|Cooperative Classification||H01M2250/10, H01M8/04186, H01M8/04007, H01M16/006, H01M8/1011, Y02E60/523, Y02B90/14|
|European Classification||H01M16/00F2, H01M8/04B, H01M8/10C2, H01M8/04C4|
|May 21, 2003||AS||Assignment|
Owner name: HEWLETT-PACKARD DEVELOPMENT COMPANY, L.P., TEXAS
Free format text: ASSIGNMENT OF ASSIGNORS INTEREST;ASSIGNORS:BRIGONE, CYRIL;SHARMA, RATNESH;PRADHAN, SALIL;AND OTHERS;REEL/FRAME:013673/0506;SIGNING DATES FROM 20030507 TO 20030508
|Sep 23, 2011||FPAY||Fee payment|
Year of fee payment: 4
|Oct 27, 2015||FPAY||Fee payment|
Year of fee payment: 8
|Nov 9, 2015||AS||Assignment|
Owner name: HEWLETT PACKARD ENTERPRISE DEVELOPMENT LP, TEXAS
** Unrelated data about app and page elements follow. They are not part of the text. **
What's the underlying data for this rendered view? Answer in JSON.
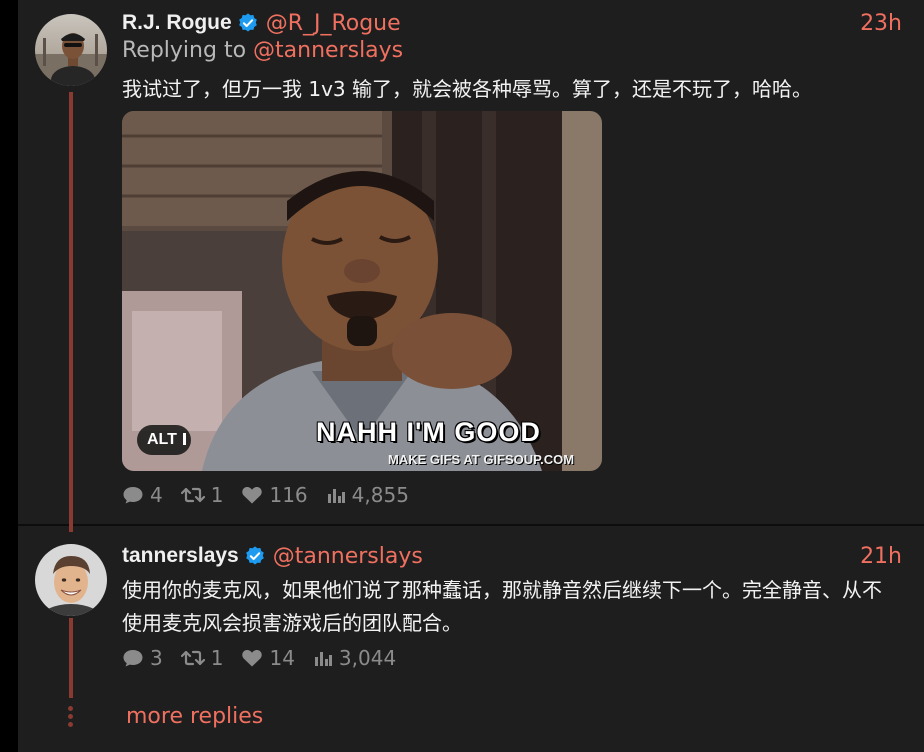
{
  "colors": {
    "accent": "#f07060",
    "thread_line": "#8a3a30",
    "panel_bg": "#1e1e1e",
    "verified": "#1d9bf0"
  },
  "tweets": [
    {
      "display_name": "R.J. Rogue",
      "handle": "@R_J_Rogue",
      "time": "23h",
      "reply_prefix": "Replying to",
      "reply_to": "@tannerslays",
      "text": "我试过了，但万一我 1v3 输了，就会被各种辱骂。算了，还是不玩了，哈哈。",
      "media": {
        "caption": "NAHH I'M GOOD",
        "watermark": "MAKE GIFS AT GIFSOUP.COM",
        "alt_label": "ALT"
      },
      "stats": {
        "replies": "4",
        "retweets": "1",
        "likes": "116",
        "views": "4,855"
      }
    },
    {
      "display_name": "tannerslays",
      "handle": "@tannerslays",
      "time": "21h",
      "text": "使用你的麦克风，如果他们说了那种蠢话，那就静音然后继续下一个。完全静音、从不使用麦克风会损害游戏后的团队配合。",
      "stats": {
        "replies": "3",
        "retweets": "1",
        "likes": "14",
        "views": "3,044"
      }
    }
  ],
  "more_replies_label": "more replies"
}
Free format text: ASSIGNMENT OF ASSIGNORS INTEREST;ASSIGNOR:HEWLETT-PACKARD DEVELOPMENT COMPANY, L.P.;REEL/FRAME:037079/0001
Effective date: 20151027